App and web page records
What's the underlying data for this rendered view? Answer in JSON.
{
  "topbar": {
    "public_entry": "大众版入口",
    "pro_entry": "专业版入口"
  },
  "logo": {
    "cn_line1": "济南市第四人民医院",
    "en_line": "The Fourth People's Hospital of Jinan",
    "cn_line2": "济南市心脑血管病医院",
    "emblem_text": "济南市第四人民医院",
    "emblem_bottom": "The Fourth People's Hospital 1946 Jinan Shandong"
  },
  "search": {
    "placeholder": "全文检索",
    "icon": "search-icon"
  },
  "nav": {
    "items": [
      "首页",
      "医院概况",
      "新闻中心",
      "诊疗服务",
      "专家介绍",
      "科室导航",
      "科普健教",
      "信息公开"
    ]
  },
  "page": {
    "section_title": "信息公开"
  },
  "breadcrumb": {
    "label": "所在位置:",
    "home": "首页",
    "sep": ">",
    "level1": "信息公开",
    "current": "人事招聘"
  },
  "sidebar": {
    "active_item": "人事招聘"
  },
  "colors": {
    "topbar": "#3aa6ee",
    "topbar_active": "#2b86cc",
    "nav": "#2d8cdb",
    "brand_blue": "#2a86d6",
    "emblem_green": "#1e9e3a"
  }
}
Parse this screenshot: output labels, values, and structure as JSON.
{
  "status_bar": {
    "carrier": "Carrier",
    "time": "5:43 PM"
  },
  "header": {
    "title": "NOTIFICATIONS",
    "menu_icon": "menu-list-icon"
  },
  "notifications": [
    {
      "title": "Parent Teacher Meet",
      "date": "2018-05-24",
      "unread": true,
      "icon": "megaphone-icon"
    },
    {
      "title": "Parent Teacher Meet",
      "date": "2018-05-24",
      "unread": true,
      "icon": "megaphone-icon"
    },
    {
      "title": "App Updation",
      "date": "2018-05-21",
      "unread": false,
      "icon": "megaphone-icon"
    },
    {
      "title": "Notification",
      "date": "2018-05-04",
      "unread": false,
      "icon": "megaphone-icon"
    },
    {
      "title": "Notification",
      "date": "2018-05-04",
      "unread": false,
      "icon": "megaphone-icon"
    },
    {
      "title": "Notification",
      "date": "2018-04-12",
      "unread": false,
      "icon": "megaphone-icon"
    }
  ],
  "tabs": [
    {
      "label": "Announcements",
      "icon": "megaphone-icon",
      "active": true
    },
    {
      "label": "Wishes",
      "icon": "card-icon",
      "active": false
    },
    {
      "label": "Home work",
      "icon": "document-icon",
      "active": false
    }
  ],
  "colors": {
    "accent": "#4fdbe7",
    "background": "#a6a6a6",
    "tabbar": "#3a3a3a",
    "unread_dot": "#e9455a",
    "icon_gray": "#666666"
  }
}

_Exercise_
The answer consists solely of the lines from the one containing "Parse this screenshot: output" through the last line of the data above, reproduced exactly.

_Problem solution_
Parse this screenshot: output labels, values, and structure as JSON.
{
  "status_bar": {
    "carrier": "Carrier",
    "time": "5:43 PM"
  },
  "header": {
    "title": "NOTIFICATIONS",
    "menu_icon": "menu-list-icon"
  },
  "notifications": [
    {
      "title": "Parent Teacher Meet",
      "date": "2018-05-24",
      "unread": true,
      "icon": "megaphone-icon"
    },
    {
      "title": "Parent Teacher Meet",
      "date": "2018-05-24",
      "unread": true,
      "icon": "megaphone-icon"
    },
    {
      "title": "App Updation",
      "date": "2018-05-21",
      "unread": false,
      "icon": "megaphone-icon"
    },
    {
      "title": "Notification",
      "date": "2018-05-04",
      "unread": false,
      "icon": "megaphone-icon"
    },
    {
      "title": "Notification",
      "date": "2018-05-04",
      "unread": false,
      "icon": "megaphone-icon"
    },
    {
      "title": "Notification",
      "date": "2018-04-12",
      "unread": false,
      "icon": "megaphone-icon"
    }
  ],
  "tabs": [
    {
      "label": "Announcements",
      "icon": "megaphone-icon",
      "active": true
    },
    {
      "label": "Wishes",
      "icon": "card-icon",
      "active": false
    },
    {
      "label": "Home work",
      "icon": "document-icon",
      "active": false
    }
  ],
  "colors": {
    "accent": "#4fdbe7",
    "background": "#a6a6a6",
    "tabbar": "#3a3a3a",
    "unread_dot": "#e9455a",
    "icon_gray": "#666666"
  }
}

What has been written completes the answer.